* EXERCISE GOAL
Each record must be output exactly and in full.
INFORMATION Block Start
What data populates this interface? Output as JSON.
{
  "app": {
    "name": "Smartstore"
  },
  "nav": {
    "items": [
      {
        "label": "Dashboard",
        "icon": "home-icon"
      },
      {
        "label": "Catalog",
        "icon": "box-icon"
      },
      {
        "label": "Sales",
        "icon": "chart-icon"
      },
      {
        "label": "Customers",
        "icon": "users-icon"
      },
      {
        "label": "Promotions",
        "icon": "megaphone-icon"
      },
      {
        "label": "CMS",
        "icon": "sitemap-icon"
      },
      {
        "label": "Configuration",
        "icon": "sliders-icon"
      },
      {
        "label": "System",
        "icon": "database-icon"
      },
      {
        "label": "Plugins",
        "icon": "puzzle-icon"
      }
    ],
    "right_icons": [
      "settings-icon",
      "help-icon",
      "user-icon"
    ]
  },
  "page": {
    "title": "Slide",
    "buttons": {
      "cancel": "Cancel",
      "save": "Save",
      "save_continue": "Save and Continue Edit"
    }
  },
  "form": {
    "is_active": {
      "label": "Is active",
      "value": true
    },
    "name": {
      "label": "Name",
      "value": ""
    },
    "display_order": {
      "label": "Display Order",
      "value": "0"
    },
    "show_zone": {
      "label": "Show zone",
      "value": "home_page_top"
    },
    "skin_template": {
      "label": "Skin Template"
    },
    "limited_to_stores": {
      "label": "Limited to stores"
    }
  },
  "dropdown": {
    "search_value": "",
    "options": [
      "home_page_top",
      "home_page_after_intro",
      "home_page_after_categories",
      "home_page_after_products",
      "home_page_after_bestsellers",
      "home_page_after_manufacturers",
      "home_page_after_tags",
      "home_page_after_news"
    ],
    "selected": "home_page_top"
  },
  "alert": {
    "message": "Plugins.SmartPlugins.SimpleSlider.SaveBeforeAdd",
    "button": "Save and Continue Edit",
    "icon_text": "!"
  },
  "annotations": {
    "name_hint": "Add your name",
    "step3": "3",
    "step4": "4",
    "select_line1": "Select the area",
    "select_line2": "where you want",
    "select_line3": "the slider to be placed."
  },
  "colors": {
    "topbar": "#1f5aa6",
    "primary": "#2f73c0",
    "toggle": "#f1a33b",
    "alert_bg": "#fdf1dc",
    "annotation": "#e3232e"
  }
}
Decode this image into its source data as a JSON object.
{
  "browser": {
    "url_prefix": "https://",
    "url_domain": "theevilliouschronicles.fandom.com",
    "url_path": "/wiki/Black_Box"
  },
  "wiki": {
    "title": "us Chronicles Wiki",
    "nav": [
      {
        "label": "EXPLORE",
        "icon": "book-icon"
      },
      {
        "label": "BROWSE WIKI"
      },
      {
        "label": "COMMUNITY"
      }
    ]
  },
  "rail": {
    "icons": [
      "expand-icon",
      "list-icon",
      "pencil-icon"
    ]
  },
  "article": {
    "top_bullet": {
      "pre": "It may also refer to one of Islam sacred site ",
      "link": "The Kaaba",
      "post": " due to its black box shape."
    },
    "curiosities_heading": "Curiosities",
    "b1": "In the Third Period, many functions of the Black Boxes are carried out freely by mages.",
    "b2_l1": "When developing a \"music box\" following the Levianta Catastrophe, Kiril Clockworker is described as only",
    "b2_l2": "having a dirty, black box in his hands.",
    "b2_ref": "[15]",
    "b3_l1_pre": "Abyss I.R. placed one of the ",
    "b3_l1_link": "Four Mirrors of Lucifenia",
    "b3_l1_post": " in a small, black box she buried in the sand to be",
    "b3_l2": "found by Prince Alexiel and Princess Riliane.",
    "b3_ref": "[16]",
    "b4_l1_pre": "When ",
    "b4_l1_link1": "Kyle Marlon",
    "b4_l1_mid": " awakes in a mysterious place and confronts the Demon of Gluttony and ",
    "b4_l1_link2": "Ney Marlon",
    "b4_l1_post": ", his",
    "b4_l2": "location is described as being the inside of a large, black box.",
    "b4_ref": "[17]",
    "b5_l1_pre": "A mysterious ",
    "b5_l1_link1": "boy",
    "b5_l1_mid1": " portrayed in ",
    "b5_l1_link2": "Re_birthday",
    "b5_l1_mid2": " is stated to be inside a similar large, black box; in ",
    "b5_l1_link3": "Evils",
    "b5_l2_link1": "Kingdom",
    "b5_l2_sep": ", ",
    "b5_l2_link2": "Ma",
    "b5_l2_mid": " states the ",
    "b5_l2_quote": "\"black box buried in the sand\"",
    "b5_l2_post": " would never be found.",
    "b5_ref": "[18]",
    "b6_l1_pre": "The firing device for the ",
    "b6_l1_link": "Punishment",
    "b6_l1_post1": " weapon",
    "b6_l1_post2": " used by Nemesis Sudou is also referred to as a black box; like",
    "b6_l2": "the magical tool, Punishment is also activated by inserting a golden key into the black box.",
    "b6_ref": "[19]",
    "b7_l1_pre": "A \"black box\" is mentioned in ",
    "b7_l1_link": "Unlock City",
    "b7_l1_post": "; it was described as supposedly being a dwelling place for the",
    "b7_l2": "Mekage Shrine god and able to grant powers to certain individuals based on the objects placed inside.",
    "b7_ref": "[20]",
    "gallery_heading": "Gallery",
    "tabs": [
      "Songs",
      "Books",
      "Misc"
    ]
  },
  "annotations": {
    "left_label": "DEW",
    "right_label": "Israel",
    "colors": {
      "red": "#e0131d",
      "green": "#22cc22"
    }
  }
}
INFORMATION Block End
* EXERCISE SOLUTION
What data populates this interface? Output as JSON.
{
  "app": {
    "name": "Smartstore"
  },
  "nav": {
    "items": [
      {
        "label": "Dashboard",
        "icon": "home-icon"
      },
      {
        "label": "Catalog",
        "icon": "box-icon"
      },
      {
        "label": "Sales",
        "icon": "chart-icon"
      },
      {
        "label": "Customers",
        "icon": "users-icon"
      },
      {
        "label": "Promotions",
        "icon": "megaphone-icon"
      },
      {
        "label": "CMS",
        "icon": "sitemap-icon"
      },
      {
        "label": "Configuration",
        "icon": "sliders-icon"
      },
      {
        "label": "System",
        "icon": "database-icon"
      },
      {
        "label": "Plugins",
        "icon": "puzzle-icon"
      }
    ],
    "right_icons": [
      "settings-icon",
      "help-icon",
      "user-icon"
    ]
  },
  "page": {
    "title": "Slide",
    "buttons": {
      "cancel": "Cancel",
      "save": "Save",
      "save_continue": "Save and Continue Edit"
    }
  },
  "form": {
    "is_active": {
      "label": "Is active",
      "value": true
    },
    "name": {
      "label": "Name",
      "value": ""
    },
    "display_order": {
      "label": "Display Order",
      "value": "0"
    },
    "show_zone": {
      "label": "Show zone",
      "value": "home_page_top"
    },
    "skin_template": {
      "label": "Skin Template"
    },
    "limited_to_stores": {
      "label": "Limited to stores"
    }
  },
  "dropdown": {
    "search_value": "",
    "options": [
      "home_page_top",
      "home_page_after_intro",
      "home_page_after_categories",
      "home_page_after_products",
      "home_page_after_bestsellers",
      "home_page_after_manufacturers",
      "home_page_after_tags",
      "home_page_after_news"
    ],
    "selected": "home_page_top"
  },
  "alert": {
    "message": "Plugins.SmartPlugins.SimpleSlider.SaveBeforeAdd",
    "button": "Save and Continue Edit",
    "icon_text": "!"
  },
  "annotations": {
    "name_hint": "Add your name",
    "step3": "3",
    "step4": "4",
    "select_line1": "Select the area",
    "select_line2": "where you want",
    "select_line3": "the slider to be placed."
  },
  "colors": {
    "topbar": "#1f5aa6",
    "primary": "#2f73c0",
    "toggle": "#f1a33b",
    "alert_bg": "#fdf1dc",
    "annotation": "#e3232e"
  }
}
Decode this image into its source data as a JSON object.
{
  "browser": {
    "url_prefix": "https://",
    "url_domain": "theevilliouschronicles.fandom.com",
    "url_path": "/wiki/Black_Box"
  },
  "wiki": {
    "title": "us Chronicles Wiki",
    "nav": [
      {
        "label": "EXPLORE",
        "icon": "book-icon"
      },
      {
        "label": "BROWSE WIKI"
      },
      {
        "label": "COMMUNITY"
      }
    ]
  },
  "rail": {
    "icons": [
      "expand-icon",
      "list-icon",
      "pencil-icon"
    ]
  },
  "article": {
    "top_bullet": {
      "pre": "It may also refer to one of Islam sacred site ",
      "link": "The Kaaba",
      "post": " due to its black box shape."
    },
    "curiosities_heading": "Curiosities",
    "b1": "In the Third Period, many functions of the Black Boxes are carried out freely by mages.",
    "b2_l1": "When developing a \"music box\" following the Levianta Catastrophe, Kiril Clockworker is described as only",
    "b2_l2": "having a dirty, black box in his hands.",
    "b2_ref": "[15]",
    "b3_l1_pre": "Abyss I.R. placed one of the ",
    "b3_l1_link": "Four Mirrors of Lucifenia",
    "b3_l1_post": " in a small, black box she buried in the sand to be",
    "b3_l2": "found by Prince Alexiel and Princess Riliane.",
    "b3_ref": "[16]",
    "b4_l1_pre": "When ",
    "b4_l1_link1": "Kyle Marlon",
    "b4_l1_mid": " awakes in a mysterious place and confronts the Demon of Gluttony and ",
    "b4_l1_link2": "Ney Marlon",
    "b4_l1_post": ", his",
    "b4_l2": "location is described as being the inside of a large, black box.",
    "b4_ref": "[17]",
    "b5_l1_pre": "A mysterious ",
    "b5_l1_link1": "boy",
    "b5_l1_mid1": " portrayed in ",
    "b5_l1_link2": "Re_birthday",
    "b5_l1_mid2": " is stated to be inside a similar large, black box; in ",
    "b5_l1_link3": "Evils",
    "b5_l2_link1": "Kingdom",
    "b5_l2_sep": ", ",
    "b5_l2_link2": "Ma",
    "b5_l2_mid": " states the ",
    "b5_l2_quote": "\"black box buried in the sand\"",
    "b5_l2_post": " would never be found.",
    "b5_ref": "[18]",
    "b6_l1_pre": "The firing device for the ",
    "b6_l1_link": "Punishment",
    "b6_l1_post1": " weapon",
    "b6_l1_post2": " used by Nemesis Sudou is also referred to as a black box; like",
    "b6_l2": "the magical tool, Punishment is also activated by inserting a golden key into the black box.",
    "b6_ref": "[19]",
    "b7_l1_pre": "A \"black box\" is mentioned in ",
    "b7_l1_link": "Unlock City",
    "b7_l1_post": "; it was described as supposedly being a dwelling place for the",
    "b7_l2": "Mekage Shrine god and able to grant powers to certain individuals based on the objects placed inside.",
    "b7_ref": "[20]",
    "gallery_heading": "Gallery",
    "tabs": [
      "Songs",
      "Books",
      "Misc"
    ]
  },
  "annotations": {
    "left_label": "DEW",
    "right_label": "Israel",
    "colors": {
      "red": "#e0131d",
      "green": "#22cc22"
    }
  }
}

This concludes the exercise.